Update Payment Method Scam
We have all experienced a realistic-looking and fear-inducing email from a service provider that warns us of a cancelled or suspended account due to an error stating something like "We couldn't process your payment". There is often a button or link that invites us to Click Here to update your account or Update Payment Method to reactivate your account. If you do have a subscription-based account with the provider you may easily be fooled into following the instructions to update those details by clicking the link or button.
Typically the email comes from a noreply-account or an email that differs from the provider's typical account. The display name may appear to be from your provider, but the sender's email will be from a totally different account. It may even contain suspicious looking additional addresses mixed in with a legitimate provider address or may be entirely unrelated to the actual real provider. This type of official looking email is easy to fake but also easy to spot.
Below is an example of what such an email header may look like.
The tell-tale sign that this is an fraudulent phishing attempt is apparent in several hidden codes within any clickable links or buttons contained within the email. DO NOT CLICK them!
If you simply hover your mouse over any clickable item in an email or on a website (without clicking on it!) you will reveal the hidden coded link that the item really points to. I call this the "hoverboard technique" so it is easy to remember.
In the video, you will notice in this real example that the Update Payment Method button actually points to https://wix-login.ooakstyling.dk/re/?login-id=d41d8cd98f00b20&user=00b204e9800998ecf8427e and NOT to Wix.com. This is all the proof you need to realize that this is a clear phishing attempt. Clicking on such items will, at the very least, verify to the scammers the legitimacy of the underlying email address that it was sent to, but it could also launch malicious code or take you to a mirrored site that is designed to steal your information (login and payment credentials) and gain control of your account or your money.
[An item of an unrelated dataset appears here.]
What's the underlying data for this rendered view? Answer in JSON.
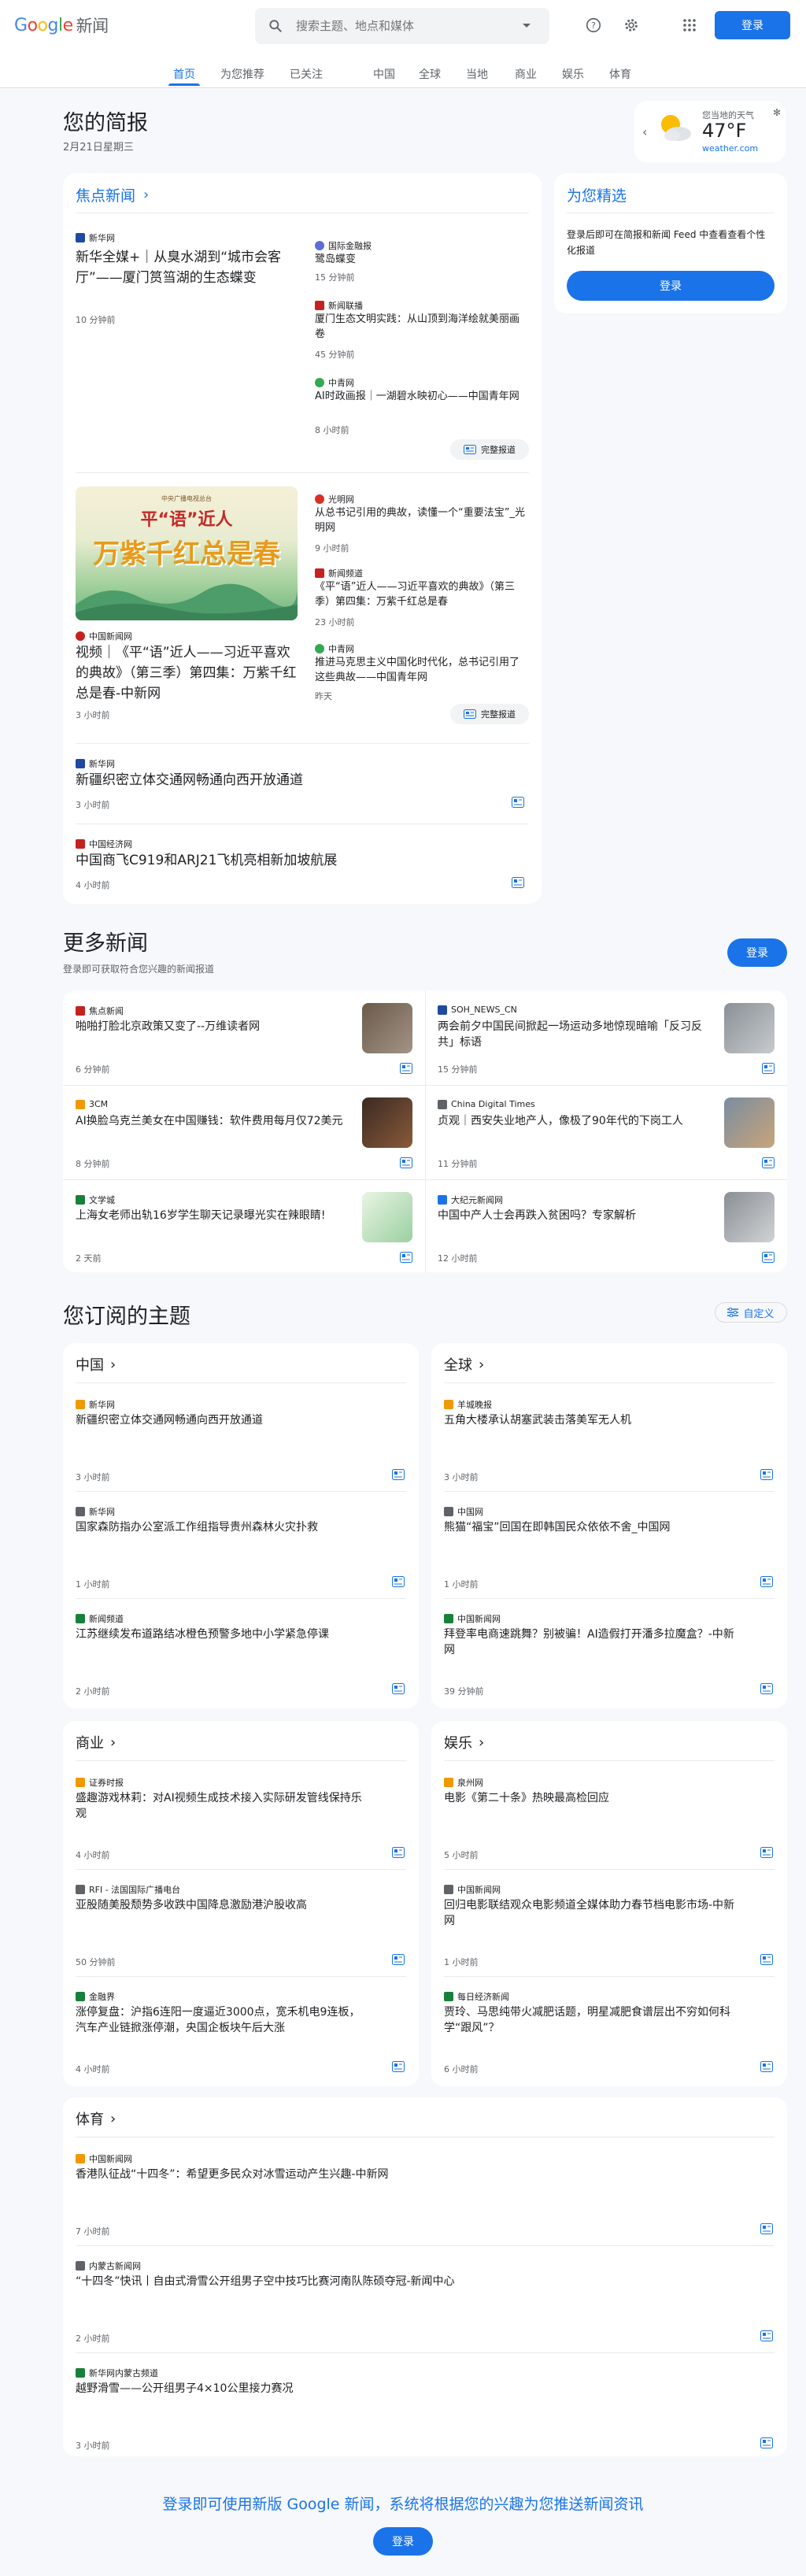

Second, if you hover over other blue or clickable links, you will see if those point to a legitimate destination or, as in this example, there are no destinations, then you will know that this was a scam email that was not even created with a lot of effort. It simply hoped to capture lazy users who don't bother to check such details.
Scammers succeed with these types of emails because they know most people just look for the action items without paying attention to the details.
Hopefully this "hoverboard technique" will help save you from falling victim to such phishing attacks in the future. Identity theft is the #1 fastest growing crime in the world today. If you don't take careful steps to protect yourself from electronic theft attempts, scammers could cause you massive damage to your credit and even cause a bankruptcy.
To learn how to protect yourself from Identity theft, visit our dedicated discussion page on our website at www.defend.thewealthcoaches.com.
If you have an experience with this or similar type of scam, we'd love you to share in the comments below. Keep it clean but be specific in the details so other students can benefit from your story. If it is really good, perhaps we'll turn it into a separate lecture in your honor!